Given information =>

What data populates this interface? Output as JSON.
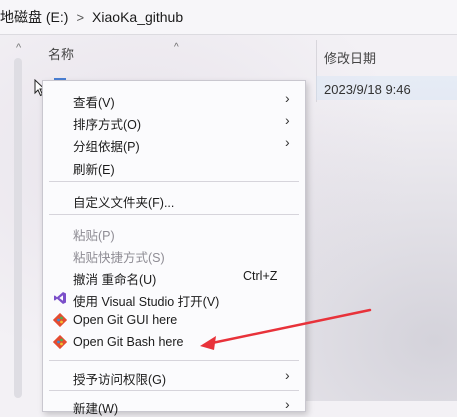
{
  "address_bar": {
    "drive": "本地磁盘 (E:)",
    "separator": ">",
    "folder": "XiaoKa_github"
  },
  "columns": {
    "name": "名称",
    "date_modified": "修改日期"
  },
  "file_row": {
    "date_modified": "2023/9/18 9:46"
  },
  "context_menu": {
    "items": [
      {
        "label": "查看(V)",
        "submenu": true
      },
      {
        "label": "排序方式(O)",
        "submenu": true
      },
      {
        "label": "分组依据(P)",
        "submenu": true
      },
      {
        "label": "刷新(E)"
      },
      {
        "label": "自定义文件夹(F)..."
      },
      {
        "label": "粘贴(P)",
        "disabled": true
      },
      {
        "label": "粘贴快捷方式(S)",
        "disabled": true
      },
      {
        "label": "撤消 重命名(U)",
        "shortcut": "Ctrl+Z"
      },
      {
        "label": "使用 Visual Studio 打开(V)",
        "icon": "visual-studio-icon"
      },
      {
        "label": "Open Git GUI here",
        "icon": "git-icon"
      },
      {
        "label": "Open Git Bash here",
        "icon": "git-icon"
      },
      {
        "label": "授予访问权限(G)",
        "submenu": true
      },
      {
        "label": "新建(W)",
        "submenu": true
      }
    ]
  },
  "colors": {
    "annotation_arrow": "#e8323a",
    "visual_studio": "#7b4fc9"
  }
}
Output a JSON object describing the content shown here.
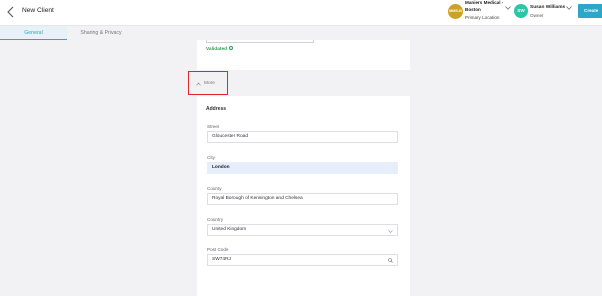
{
  "header": {
    "title": "New Client",
    "location": {
      "avatar": "MMS-B",
      "name": "Maniers Medical - Boston",
      "role": "Primary Location"
    },
    "user": {
      "avatar": "SW",
      "name": "Susan Williams",
      "role": "Owner"
    },
    "create_label": "Create",
    "accent": "#2aa7c9"
  },
  "tabs": [
    {
      "label": "General",
      "active": true
    },
    {
      "label": "Sharing & Privacy",
      "active": false
    }
  ],
  "validation": {
    "status": "Validated",
    "color": "#2e9d5a"
  },
  "more_toggle": {
    "label": "More",
    "icon": "chevron-up-icon"
  },
  "address": {
    "title": "Address",
    "fields": {
      "street": {
        "label": "Street",
        "value": "Gloucester Road"
      },
      "city": {
        "label": "City",
        "value": "London"
      },
      "county": {
        "label": "County",
        "value": "Royal Borough of Kensington and Chelsea"
      },
      "country": {
        "label": "Country",
        "value": "United Kingdom"
      },
      "postcode": {
        "label": "Post Code",
        "value": "SW74RJ"
      }
    }
  }
}
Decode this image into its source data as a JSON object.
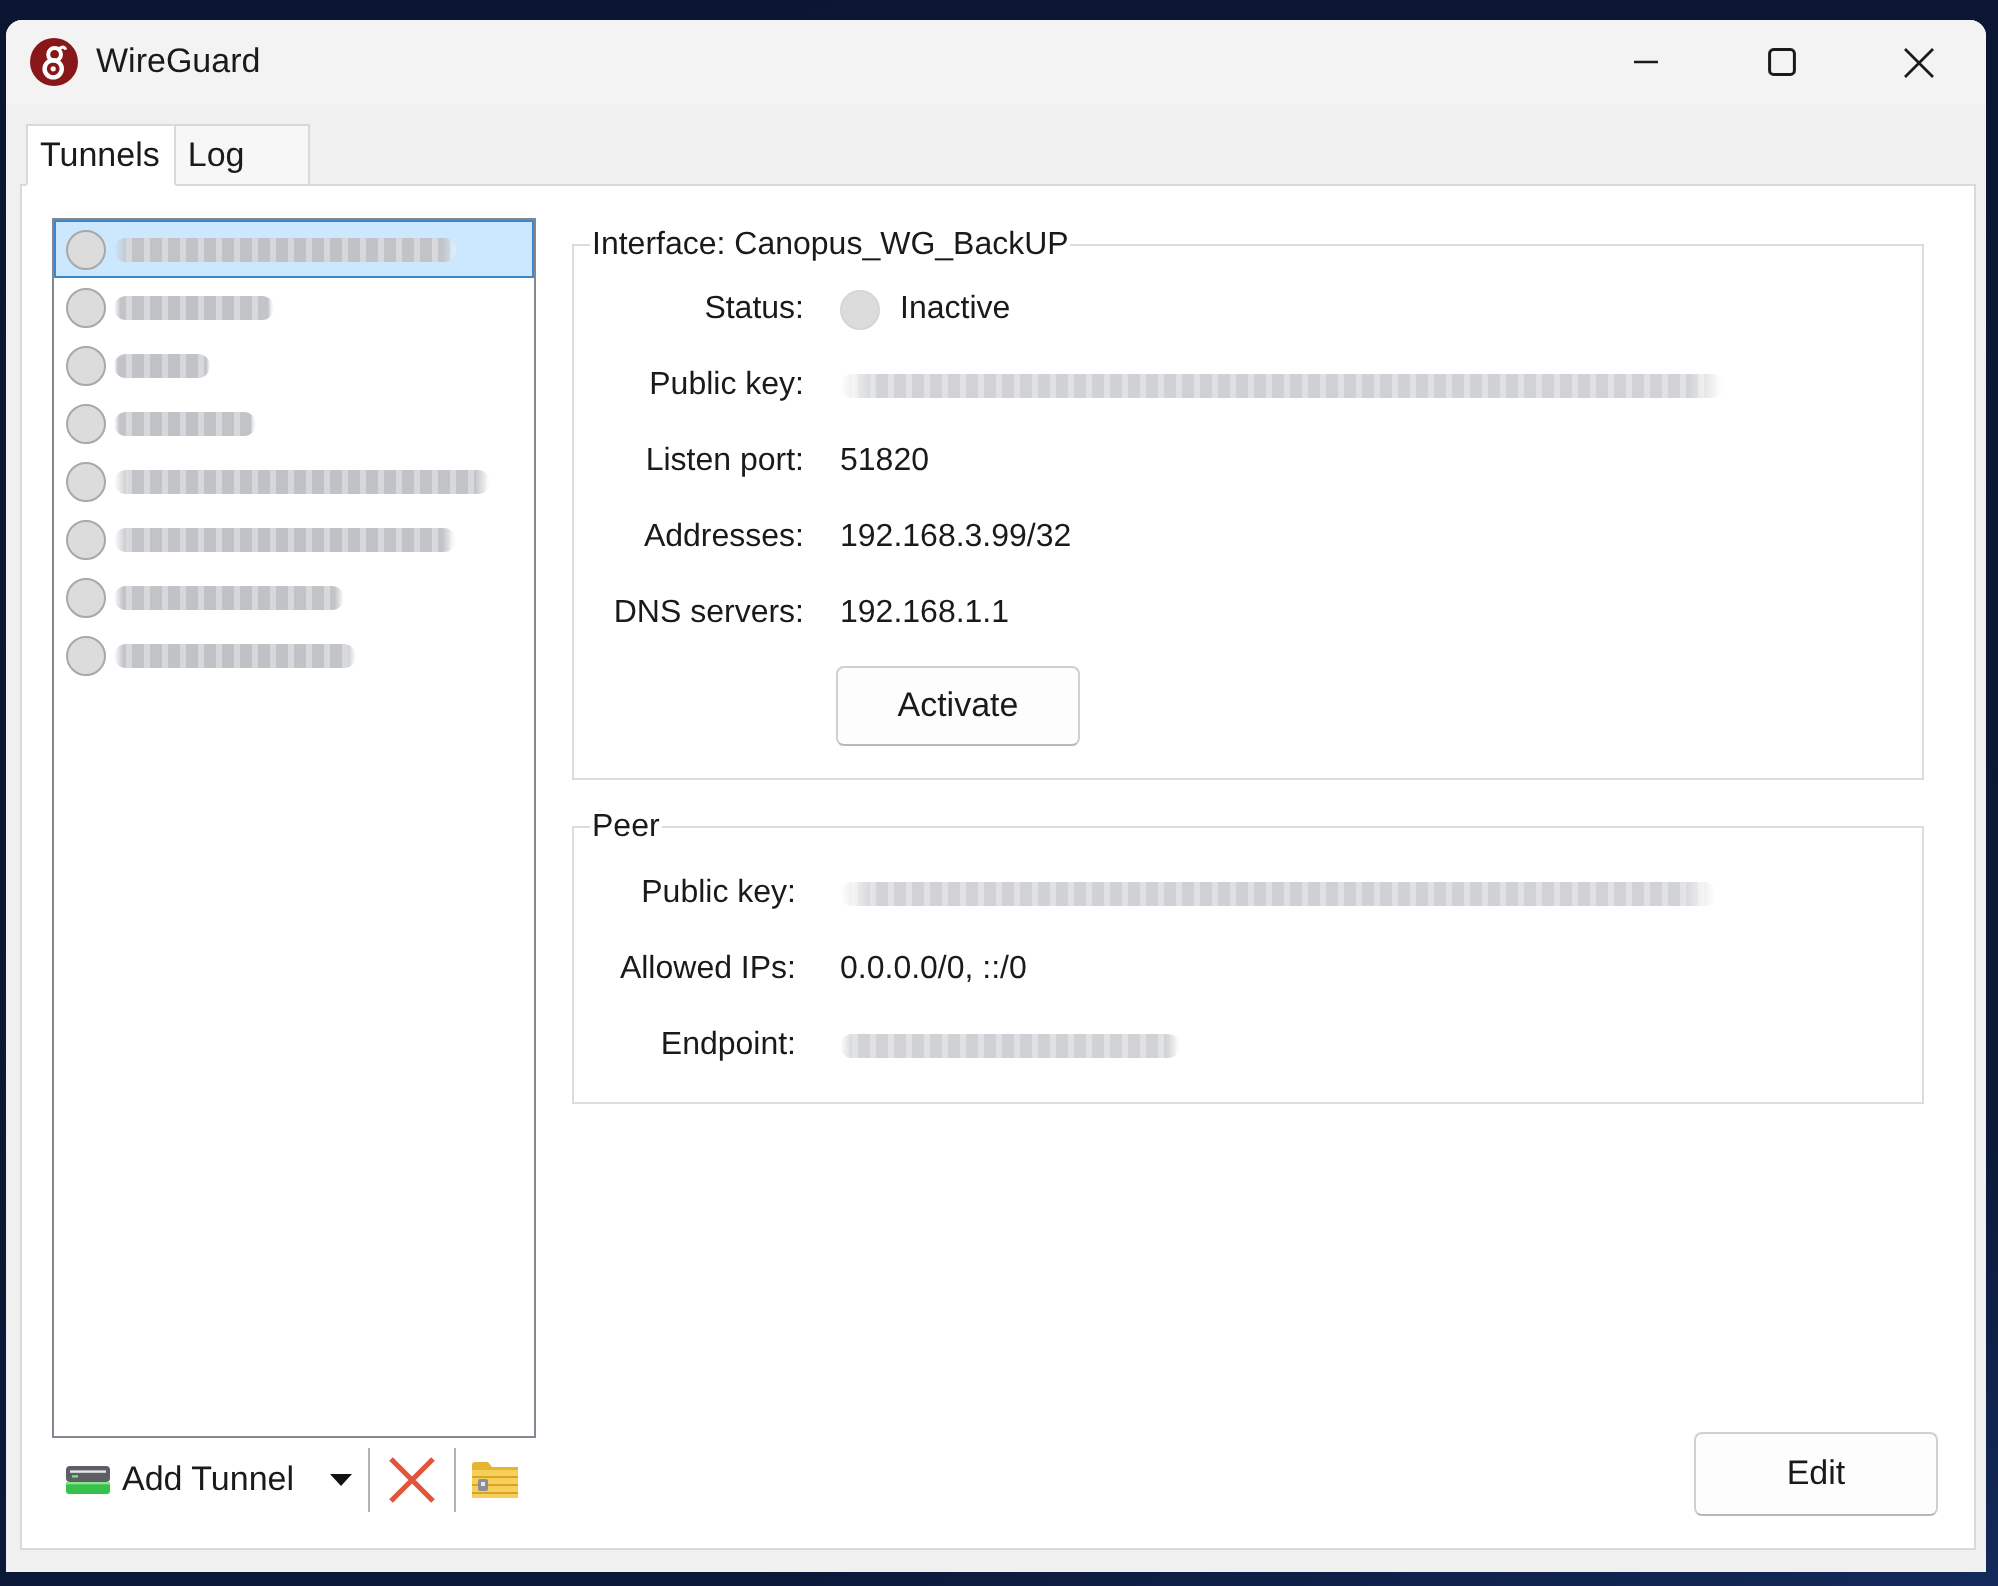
{
  "window": {
    "title": "WireGuard"
  },
  "tabs": [
    {
      "label": "Tunnels",
      "selected": true
    },
    {
      "label": "Log",
      "selected": false
    }
  ],
  "tunnels": [
    {
      "selected": true,
      "active": false
    },
    {
      "selected": false,
      "active": false
    },
    {
      "selected": false,
      "active": false
    },
    {
      "selected": false,
      "active": false
    },
    {
      "selected": false,
      "active": false
    },
    {
      "selected": false,
      "active": false
    },
    {
      "selected": false,
      "active": false
    },
    {
      "selected": false,
      "active": false
    }
  ],
  "toolbar": {
    "add_tunnel": "Add Tunnel"
  },
  "interface": {
    "title": "Interface: Canopus_WG_BackUP",
    "fields": [
      {
        "label": "Status:",
        "kind": "status",
        "value": "Inactive",
        "active": false
      },
      {
        "label": "Public key:",
        "kind": "blurred"
      },
      {
        "label": "Listen port:",
        "kind": "text",
        "value": "51820"
      },
      {
        "label": "Addresses:",
        "kind": "text",
        "value": "192.168.3.99/32"
      },
      {
        "label": "DNS servers:",
        "kind": "text",
        "value": "192.168.1.1"
      }
    ],
    "activate_button": "Activate"
  },
  "peer": {
    "title": "Peer",
    "fields": [
      {
        "label": "Public key:",
        "kind": "blurred"
      },
      {
        "label": "Allowed IPs:",
        "kind": "text",
        "value": "0.0.0.0/0, ::/0"
      },
      {
        "label": "Endpoint:",
        "kind": "blurred"
      }
    ]
  },
  "edit_button": "Edit"
}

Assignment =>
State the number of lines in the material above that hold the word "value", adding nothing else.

Answer space =>
10